This indicates a clear requirement to focus on roads that pedestrians can cross, rather than just wider footpaths. Streets should not be designed with open, wide intersections; narrow roads that are easy to cross and mid-block crossings that provide the shortest and most direct path can easily be designed on a 40-m road.
Urban design can also reduce the troublesome random crossing of streets by pedestrians. Wider streets should be designed to minimise the need for pedestrians to run across. The use of pedestrian refuge islands, bulb-outs (extensions of footpaths), direct and shortest crosswalks, all will facilitate safe pedestrian movement.
Make parking expensive
Parking management is the easiest form of congestion pricing which does not require huge investment or technology upgradation.
Parking rates in Mumbai are among the lowest in the world, and we pay only a fraction of what most world cities charge for parking. If the virtually-free parking spaces in South Mumbai are made much costlier, then this will discourage daily car usage for work trips and also free up precious street space for pedestrians and other public places.
The roads around Horniman Circle, Regal Circle and Kala Ghoda are consumed by parking, as is space under flyovers. These could become iconic pedestrian plazas of the city. A few initiatives to turn areas under flyover into public parks has yielded beautiful results.
Completing the grid

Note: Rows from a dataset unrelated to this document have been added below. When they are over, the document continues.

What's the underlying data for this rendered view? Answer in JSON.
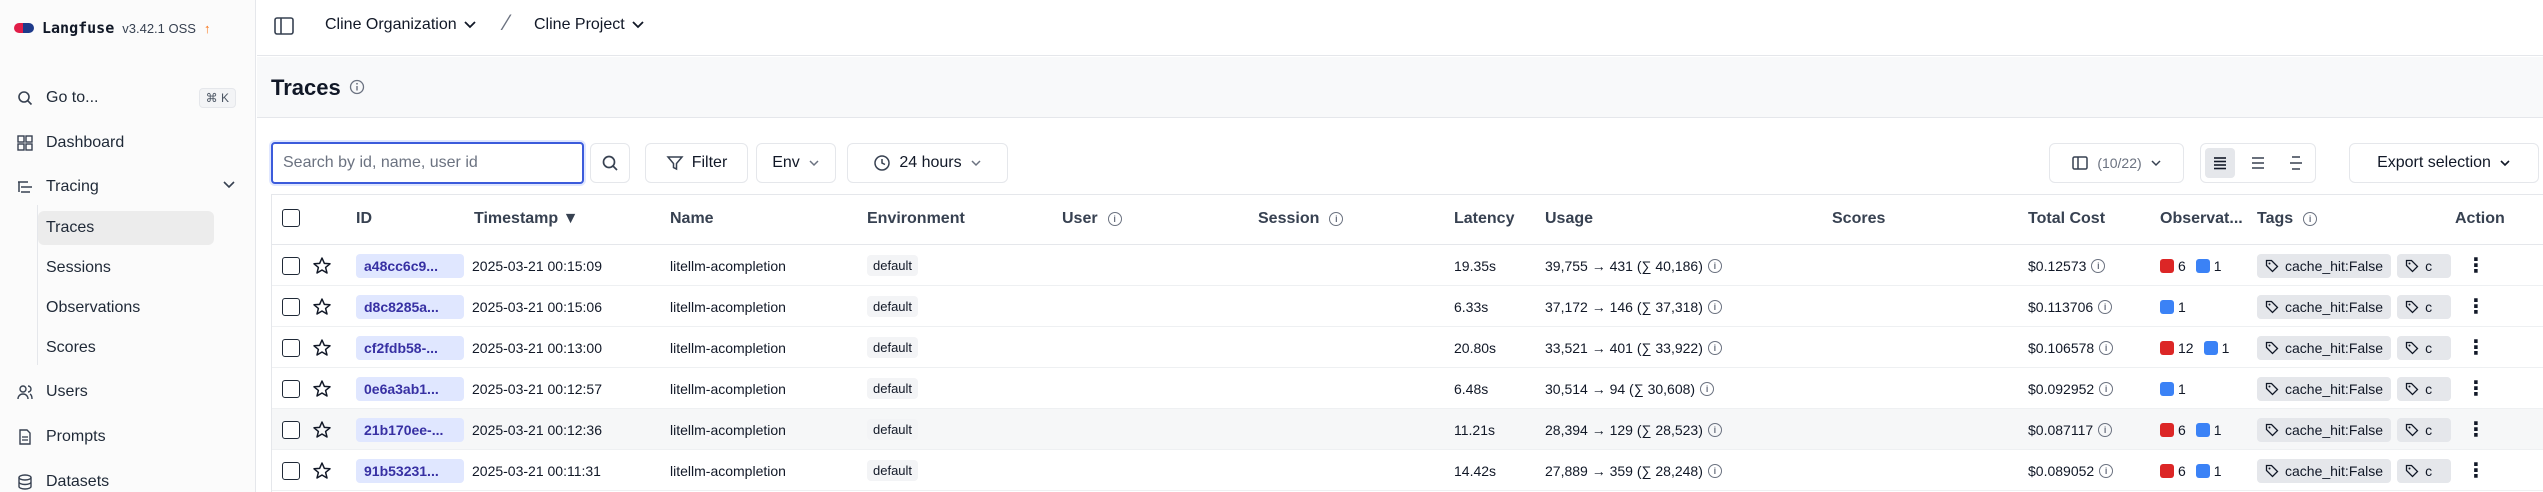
{
  "brand": {
    "name": "Langfuse",
    "version": "v3.42.1 OSS",
    "update_icon": "arrow-up-icon"
  },
  "sidebar": {
    "goto": {
      "label": "Go to...",
      "shortcut": "⌘ K"
    },
    "items": [
      {
        "label": "Dashboard",
        "icon": "dashboard-icon"
      },
      {
        "label": "Tracing",
        "icon": "tracing-icon"
      },
      {
        "label": "Users",
        "icon": "users-icon"
      },
      {
        "label": "Prompts",
        "icon": "prompts-icon"
      },
      {
        "label": "Datasets",
        "icon": "datasets-icon"
      }
    ],
    "tracing_sub": [
      "Traces",
      "Sessions",
      "Observations",
      "Scores"
    ]
  },
  "header": {
    "org": "Cline Organization",
    "project": "Cline Project"
  },
  "page": {
    "title": "Traces"
  },
  "toolbar": {
    "search_placeholder": "Search by id, name, user id",
    "filter_label": "Filter",
    "env_label": "Env",
    "time_label": "24 hours",
    "columns_label": "(10/22)",
    "export_label": "Export selection"
  },
  "table": {
    "headers": {
      "id": "ID",
      "timestamp": "Timestamp ▼",
      "name": "Name",
      "environment": "Environment",
      "user": "User",
      "session": "Session",
      "latency": "Latency",
      "usage": "Usage",
      "scores": "Scores",
      "total_cost": "Total Cost",
      "observations": "Observat...",
      "tags": "Tags",
      "action": "Action"
    },
    "rows": [
      {
        "id": "a48cc6c9...",
        "timestamp": "2025-03-21 00:15:09",
        "name": "litellm-acompletion",
        "env": "default",
        "latency": "19.35s",
        "usage": "39,755 → 431 (∑ 40,186)",
        "cost": "$0.12573",
        "obs_red": "6",
        "obs_blue": "1",
        "tag": "cache_hit:False",
        "tag2": "c"
      },
      {
        "id": "d8c8285a...",
        "timestamp": "2025-03-21 00:15:06",
        "name": "litellm-acompletion",
        "env": "default",
        "latency": "6.33s",
        "usage": "37,172 → 146 (∑ 37,318)",
        "cost": "$0.113706",
        "obs_red": "",
        "obs_blue": "1",
        "tag": "cache_hit:False",
        "tag2": "c"
      },
      {
        "id": "cf2fdb58-...",
        "timestamp": "2025-03-21 00:13:00",
        "name": "litellm-acompletion",
        "env": "default",
        "latency": "20.80s",
        "usage": "33,521 → 401 (∑ 33,922)",
        "cost": "$0.106578",
        "obs_red": "12",
        "obs_blue": "1",
        "tag": "cache_hit:False",
        "tag2": "c"
      },
      {
        "id": "0e6a3ab1...",
        "timestamp": "2025-03-21 00:12:57",
        "name": "litellm-acompletion",
        "env": "default",
        "latency": "6.48s",
        "usage": "30,514 → 94 (∑ 30,608)",
        "cost": "$0.092952",
        "obs_red": "",
        "obs_blue": "1",
        "tag": "cache_hit:False",
        "tag2": "c"
      },
      {
        "id": "21b170ee-...",
        "timestamp": "2025-03-21 00:12:36",
        "name": "litellm-acompletion",
        "env": "default",
        "latency": "11.21s",
        "usage": "28,394 → 129 (∑ 28,523)",
        "cost": "$0.087117",
        "obs_red": "6",
        "obs_blue": "1",
        "tag": "cache_hit:False",
        "tag2": "c"
      },
      {
        "id": "91b53231...",
        "timestamp": "2025-03-21 00:11:31",
        "name": "litellm-acompletion",
        "env": "default",
        "latency": "14.42s",
        "usage": "27,889 → 359 (∑ 28,248)",
        "cost": "$0.089052",
        "obs_red": "6",
        "obs_blue": "1",
        "tag": "cache_hit:False",
        "tag2": "c"
      }
    ]
  },
  "colors": {
    "accent": "#3b5bdb",
    "id_pill_bg": "#e0e7ff",
    "id_pill_text": "#3730a3",
    "error_badge": "#dc2626",
    "info_badge": "#3b82f6"
  }
}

The problem with our current road network is that it has many loose ends, bottlenecks or disconnected bits. Major roads connect to reach other through minor neighbourhood-level streets, making them cater to thoroughfare traffic. New, well-maintained bridges and viaducts descend into narrow, potholed streets. The (questionable) benefits of these structures speeding up traffic gets lost as soon as one gets off them.
This problem is particularly evident in our east-west connections between the EEH and WEH, and on either side of the railway lines. Rather than constructing new north-south connectors — like the proposed Coastal Road — we should focus on augmenting east-west connectors and eliminating bottlenecks.
Prioritising public transport
Bus transport gets the short shrift, struggling through congested roads as cars zip by overhead on flyovers. This, as we said before, means that the majority of our citizens are discriminated against even though our taxes pay for those facilities.
Bus Rapid Transit on all major arterial roads like the SV Road, Linking Road, the EEH and WEH, JVLR, SCLR, LBS Marg, and will ease traffic considerable and reduce conflict.
About the authors
WRI works closely with MCGM Municipal Corporation of Greater Mumbai as part of the Bloomberg initiative for global road safety. It is one of six partner institution which provides technical support and advocates safer systems, safer mobility approach for safer roads across India, with the aim of achieving zero casualties by 2020.
Madhav Pai is India Director for the WRI Ross Centre for Sustainable Cities. His notable successs in urban transport systems in India include iBus in Indore, BIG Bus Network in Bangalore, Raahgiri in Delhi and Gurgaon and Transit Oriented Development in Hubli and Dharwad, among others. He has co-written Bus Karo, a guidebook on bus operations and planning. He is a civil engineer, with a Master’s in Transport Planning from the University of California Berkeley.
Binoy Mascarenhas is Manager, Urban Transport and Road Safety at WRI India Sustainable Cities. He leads WRI’s road safety programme in India and is responsible for managing road safety projects in India, Thailand, Vietnam and Indonesia. He also leads WRI’s sustainable urban transport work in the Mumbai region. He has Master’s degrees in Urban Planning from CEPT University, Ahmedabad, and in Economics from Gokhale Institute, Pune.